While no divorcing spouse enjoys the prospect of paying support and dividing property, high net worth individuals are hit especially hard when it comes divorce judgments. Granted, a billionaire may not deserve a whole lot of sympathy, but most high net worth individuals make well under a million dollars. Furthermore, a person's net worth is not necessarily indicative of his or her available funds. To clarify, “net worth” is simply the estimated value of all your assets minus your liabilities. These assets include “liquid assets” such as cash, CDs, stock and bonds, which are properties that can be easily converted to cash without incurring substantial penalties.
This is an important distinction for individuals whose net worth consists largely of non-liquid assets. Businesses and commercial real estate, for example, are non-liquid assets because selling them for at or above their current value could take considerable time depending on market conditions.
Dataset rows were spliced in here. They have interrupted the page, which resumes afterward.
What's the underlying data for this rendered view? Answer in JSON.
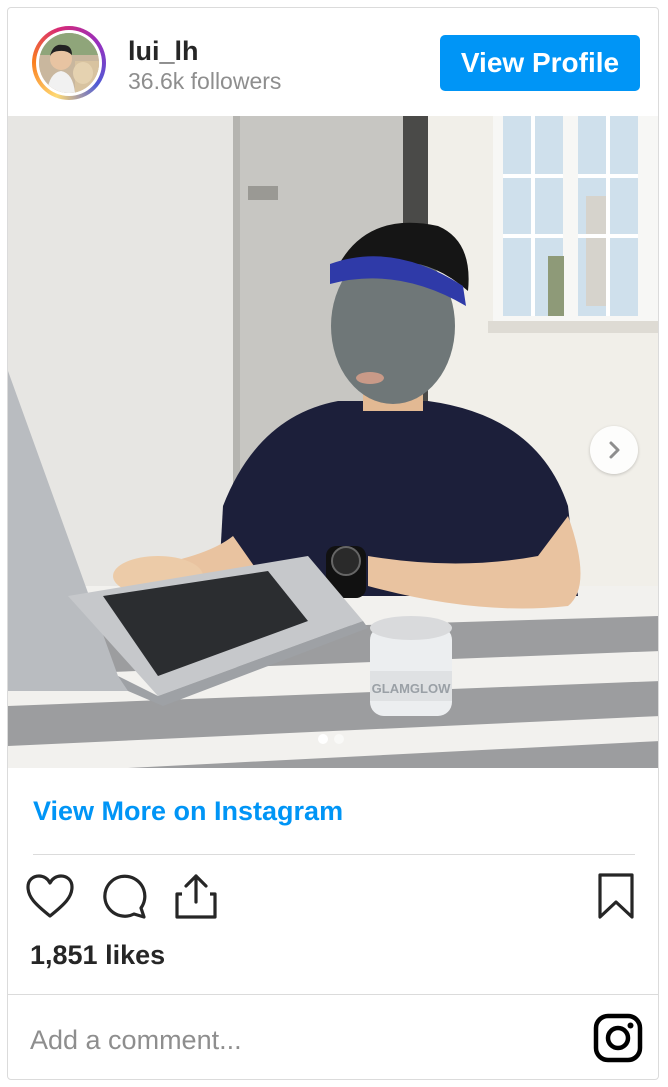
{
  "header": {
    "username": "lui_lh",
    "followers": "36.6k followers",
    "view_profile_label": "View Profile"
  },
  "post": {
    "carousel": {
      "slide_count": 2,
      "active_slide": 1
    },
    "view_more_label": "View More on Instagram",
    "likes": "1,851 likes",
    "jar_label": "GLAMGLOW"
  },
  "comment": {
    "placeholder": "Add a comment..."
  },
  "colors": {
    "accent": "#0095f6",
    "text": "#262626",
    "muted": "#8e8e8e",
    "border": "#dbdbdb"
  },
  "icons": {
    "like": "heart-icon",
    "comment": "comment-icon",
    "share": "share-icon",
    "save": "bookmark-icon",
    "next": "chevron-right-icon",
    "brand": "instagram-icon"
  }
}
It may also result in significant tax liabilities that would be unfair to the spouse who is ordered to pay support. Thus, it's not surprising that a good deal of time in high net worth divorces is spent on the valuation of assets. Determining accurate, as well as fair valuations, often require extensive calculations by divorce attorneys, tax experts and forensic accountants.
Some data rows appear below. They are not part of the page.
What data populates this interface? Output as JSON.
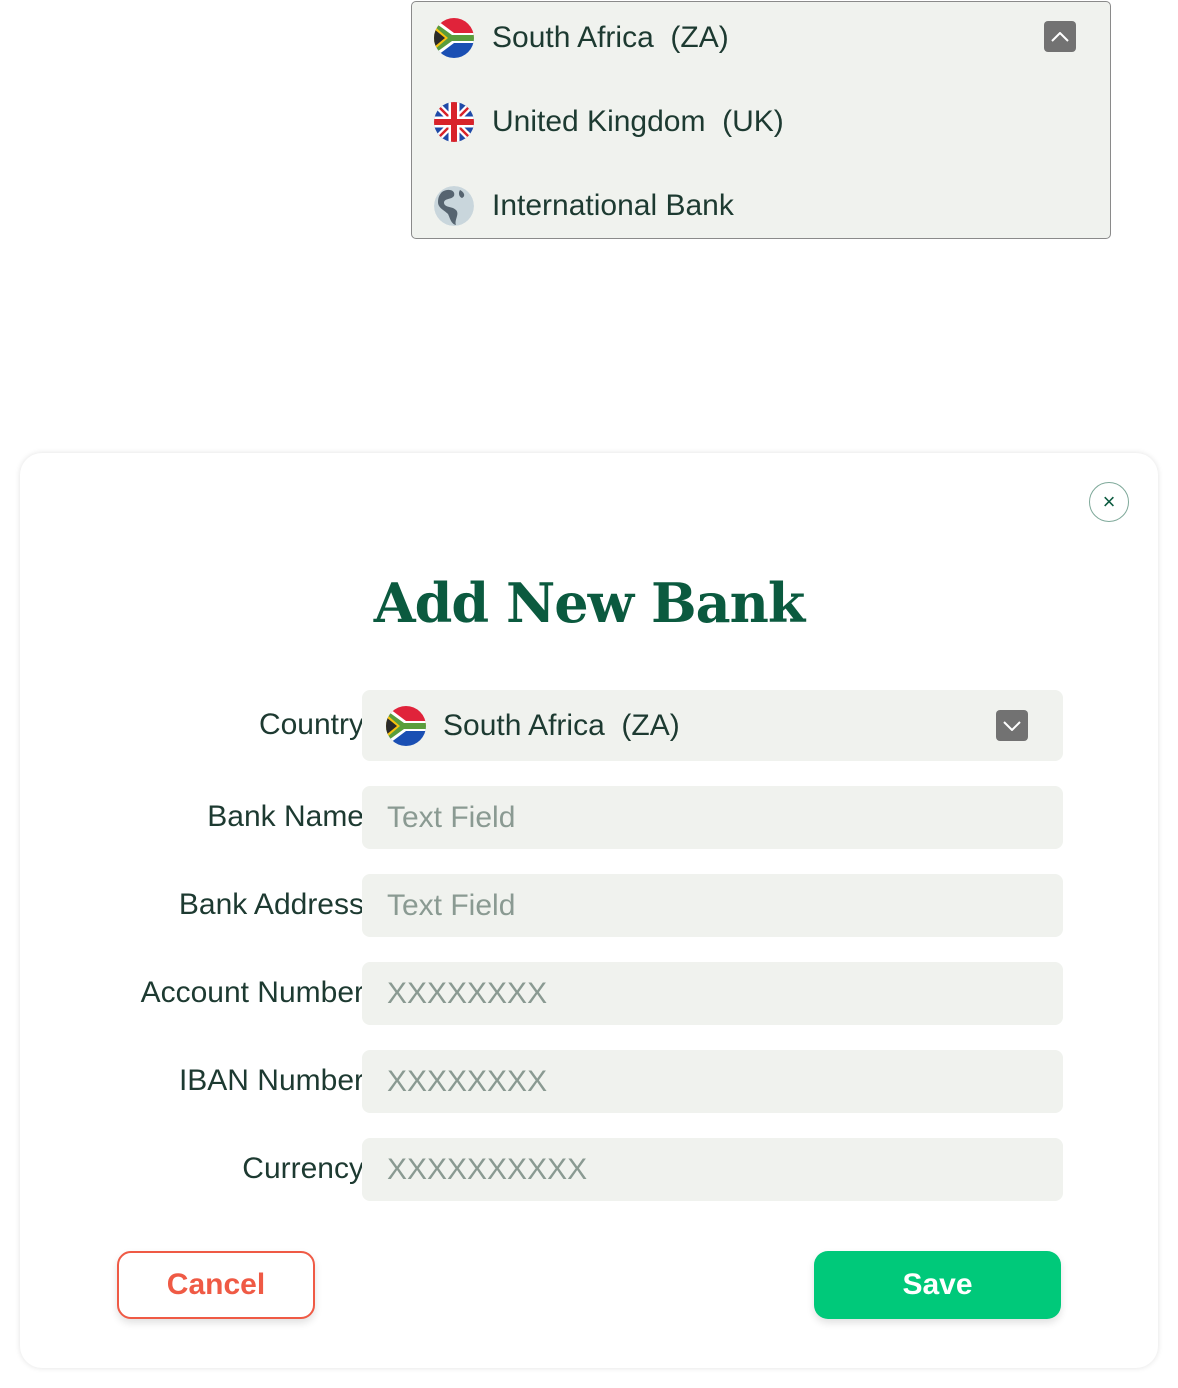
{
  "dropdown": {
    "options": [
      {
        "label": "South Africa  (ZA)",
        "icon": "south-africa-flag-icon"
      },
      {
        "label": "United Kingdom  (UK)",
        "icon": "uk-flag-icon"
      },
      {
        "label": "International Bank",
        "icon": "globe-icon"
      }
    ],
    "caret_icon": "chevron-up-icon"
  },
  "modal": {
    "title": "Add New Bank",
    "close_icon": "close-icon",
    "close_glyph": "×",
    "fields": {
      "country": {
        "label": "Country",
        "value": "South Africa  (ZA)"
      },
      "bank_name": {
        "label": "Bank Name",
        "placeholder": "Text Field"
      },
      "bank_address": {
        "label": "Bank Address",
        "placeholder": "Text Field"
      },
      "account_number": {
        "label": "Account Number",
        "placeholder": "XXXXXXXX"
      },
      "iban_number": {
        "label": "IBAN Number",
        "placeholder": "XXXXXXXX"
      },
      "currency": {
        "label": "Currency",
        "placeholder": "XXXXXXXXXX"
      }
    },
    "cancel_label": "Cancel",
    "save_label": "Save"
  },
  "colors": {
    "brand": "#0b5a3f",
    "save": "#00c97a",
    "cancel": "#ef5a45",
    "field_bg": "#f0f2ee"
  }
}
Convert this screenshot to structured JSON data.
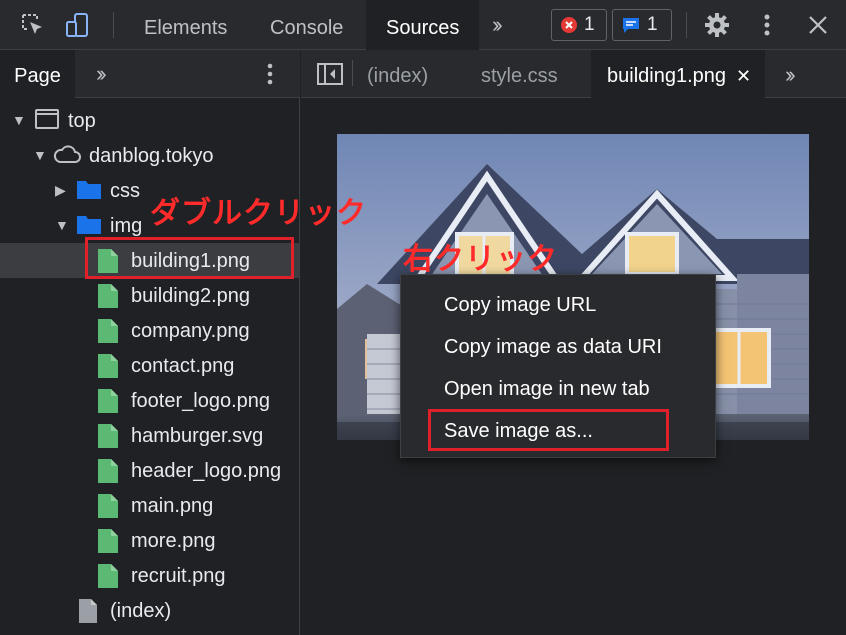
{
  "toolbar": {
    "tabs": {
      "elements": "Elements",
      "console": "Console",
      "sources": "Sources"
    },
    "error_count": "1",
    "message_count": "1",
    "icons": [
      "inspect-icon",
      "device-toggle-icon",
      "more-tabs-icon",
      "error-icon",
      "message-icon",
      "gear-icon",
      "kebab-menu-icon",
      "close-icon"
    ]
  },
  "navigator": {
    "page_tab": "Page",
    "tree": {
      "top": "top",
      "domain": "danblog.tokyo",
      "css": "css",
      "img": "img",
      "files": [
        "building1.png",
        "building2.png",
        "company.png",
        "contact.png",
        "footer_logo.png",
        "hamburger.svg",
        "header_logo.png",
        "main.png",
        "more.png",
        "recruit.png"
      ],
      "index": "(index)"
    }
  },
  "editor": {
    "tabs": {
      "index": "(index)",
      "style": "style.css",
      "building": "building1.png"
    },
    "close_symbol": "✕"
  },
  "context_menu": {
    "items": [
      "Copy image URL",
      "Copy image as data URI",
      "Open image in new tab",
      "Save image as..."
    ]
  },
  "annotations": {
    "double_click": "ダブルクリック",
    "right_click": "右クリック"
  },
  "colors": {
    "background": "#202124",
    "toolbar": "#292a2d",
    "highlight_red": "#e0202a",
    "folder_blue": "#1a73e8",
    "file_green": "#5bb974",
    "error_red": "#e53935",
    "message_blue": "#1a73e8"
  }
}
If this seems like overkill, consider the position of a spouse who is being asked to pay alimony based on a net worth of $5 million. If his net worth is largely based off the value of a business, then it's not as if he has the $5 million in readily available funds. If his wife is awarded a settlement of $2 million, he would need to sell his other assets in order to pay her a lump sum, or negotiate a plan to pay her in installments. Although an installment plan sounds sensible, it could be a struggle to come up with that amount on the months that the business doesn't do so well.
Considerations like these are the reason why many attorneys fight for multi-dimensional valuations that go beyond an individual's net worth. Failing to do so could result in the paying spouse facing financial hardship, perhaps even filing for bankruptcy. Such an outcome would hurt the receiving spouse as well, since the paying spouse will most likely file for an alimony reduction. Even if the request is denied, the back and forth court wrangling would be costly and time consuming for both parties.
No matter how much you're worth, it's essential to work through your divorce with an experienced divorce attorney. Many individuals own complex assets such as retirement accounts, co-owned businesses and real estate holdings. In addition to accurate valuations, an attorney can help you decide what's worth fighting for, and what may be better to concede depending on your current situation, and your long-term needs and goals. For legal advice that addresses your own unique situation, please schedule a free consultation with the attorneys of Villani & DeLuca, P.C.